(Excerpts from an interface dataset)
——

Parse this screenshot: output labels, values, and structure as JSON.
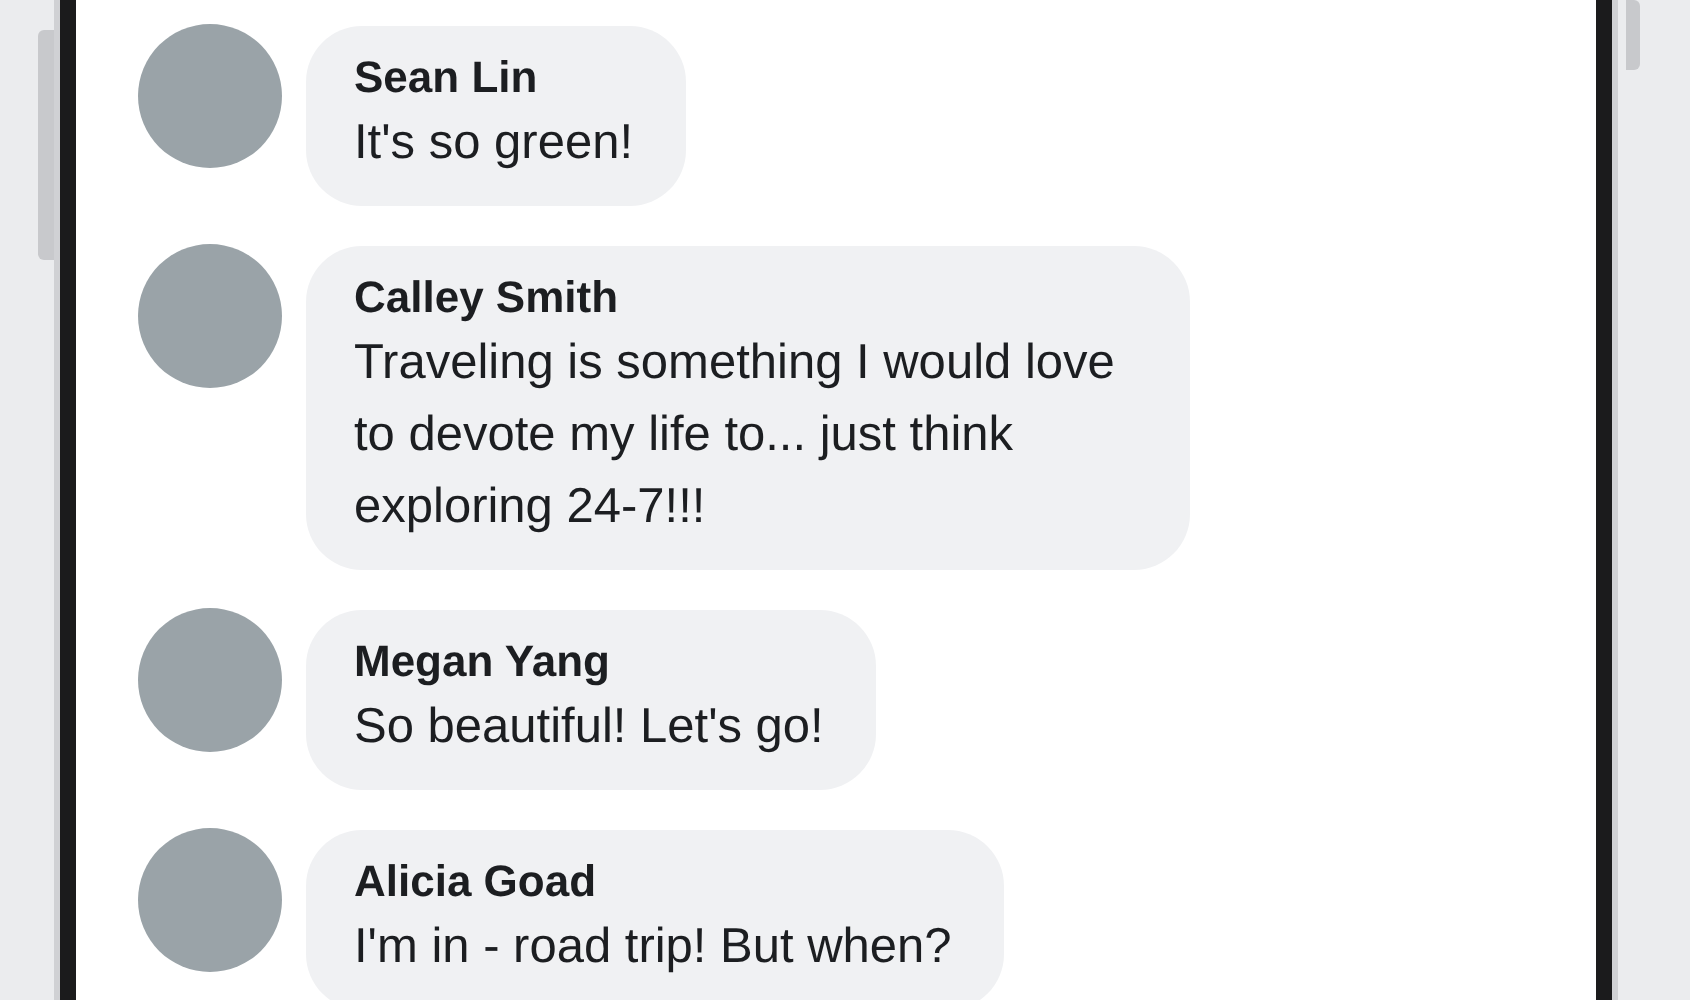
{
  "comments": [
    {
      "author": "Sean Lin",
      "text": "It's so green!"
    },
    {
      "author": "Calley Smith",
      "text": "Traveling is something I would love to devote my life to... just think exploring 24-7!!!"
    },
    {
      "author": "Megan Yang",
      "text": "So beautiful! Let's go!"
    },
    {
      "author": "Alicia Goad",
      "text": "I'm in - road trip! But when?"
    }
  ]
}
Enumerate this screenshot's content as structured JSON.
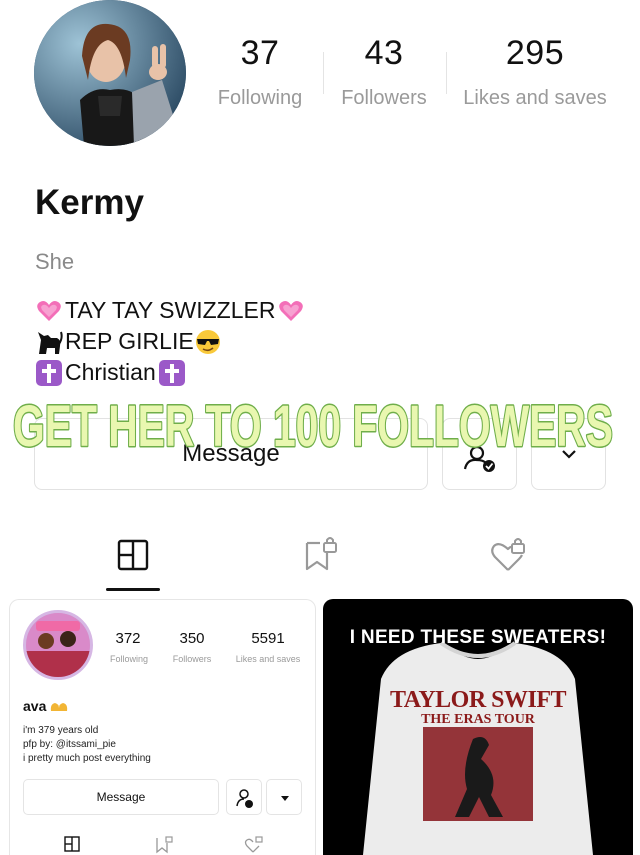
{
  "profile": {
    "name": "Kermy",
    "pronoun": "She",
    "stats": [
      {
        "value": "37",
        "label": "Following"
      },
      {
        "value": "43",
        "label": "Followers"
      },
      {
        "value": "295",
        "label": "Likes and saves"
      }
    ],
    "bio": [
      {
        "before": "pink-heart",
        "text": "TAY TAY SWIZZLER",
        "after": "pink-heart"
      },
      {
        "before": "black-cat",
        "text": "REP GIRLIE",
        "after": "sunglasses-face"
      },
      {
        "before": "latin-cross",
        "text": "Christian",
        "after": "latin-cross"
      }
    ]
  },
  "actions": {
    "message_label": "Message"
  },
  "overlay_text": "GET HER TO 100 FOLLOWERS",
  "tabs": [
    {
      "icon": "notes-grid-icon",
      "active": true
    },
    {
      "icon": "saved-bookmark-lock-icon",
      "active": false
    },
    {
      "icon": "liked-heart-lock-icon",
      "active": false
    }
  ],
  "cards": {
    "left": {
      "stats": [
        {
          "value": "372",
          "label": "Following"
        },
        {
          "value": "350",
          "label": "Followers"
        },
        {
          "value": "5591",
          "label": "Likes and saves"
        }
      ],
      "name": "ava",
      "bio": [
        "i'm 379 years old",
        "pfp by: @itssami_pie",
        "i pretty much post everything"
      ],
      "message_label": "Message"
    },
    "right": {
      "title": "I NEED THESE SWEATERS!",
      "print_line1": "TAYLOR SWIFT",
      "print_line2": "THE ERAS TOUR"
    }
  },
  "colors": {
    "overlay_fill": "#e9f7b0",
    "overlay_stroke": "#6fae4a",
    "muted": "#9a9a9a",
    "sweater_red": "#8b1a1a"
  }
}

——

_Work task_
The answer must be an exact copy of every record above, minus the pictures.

_Reply to the exercise_
Parse this screenshot: output labels, values, and structure as JSON.
{
  "comments": [
    {
      "author": "Sean Lin",
      "text": "It's so green!"
    },
    {
      "author": "Calley Smith",
      "text": "Traveling is something I would love to devote my life to... just think exploring 24-7!!!"
    },
    {
      "author": "Megan Yang",
      "text": "So beautiful! Let's go!"
    },
    {
      "author": "Alicia Goad",
      "text": "I'm in - road trip! But when?"
    }
  ]
}
Enumerate this screenshot's content as structured JSON.
{
  "profile": {
    "name": "Kermy",
    "pronoun": "She",
    "stats": [
      {
        "value": "37",
        "label": "Following"
      },
      {
        "value": "43",
        "label": "Followers"
      },
      {
        "value": "295",
        "label": "Likes and saves"
      }
    ],
    "bio": [
      {
        "before": "pink-heart",
        "text": "TAY TAY SWIZZLER",
        "after": "pink-heart"
      },
      {
        "before": "black-cat",
        "text": "REP GIRLIE",
        "after": "sunglasses-face"
      },
      {
        "before": "latin-cross",
        "text": "Christian",
        "after": "latin-cross"
      }
    ]
  },
  "actions": {
    "message_label": "Message"
  },
  "overlay_text": "GET HER TO 100 FOLLOWERS",
  "tabs": [
    {
      "icon": "notes-grid-icon",
      "active": true
    },
    {
      "icon": "saved-bookmark-lock-icon",
      "active": false
    },
    {
      "icon": "liked-heart-lock-icon",
      "active": false
    }
  ],
  "cards": {
    "left": {
      "stats": [
        {
          "value": "372",
          "label": "Following"
        },
        {
          "value": "350",
          "label": "Followers"
        },
        {
          "value": "5591",
          "label": "Likes and saves"
        }
      ],
      "name": "ava",
      "bio": [
        "i'm 379 years old",
        "pfp by: @itssami_pie",
        "i pretty much post everything"
      ],
      "message_label": "Message"
    },
    "right": {
      "title": "I NEED THESE SWEATERS!",
      "print_line1": "TAYLOR SWIFT",
      "print_line2": "THE ERAS TOUR"
    }
  },
  "colors": {
    "overlay_fill": "#e9f7b0",
    "overlay_stroke": "#6fae4a",
    "muted": "#9a9a9a",
    "sweater_red": "#8b1a1a"
  }
}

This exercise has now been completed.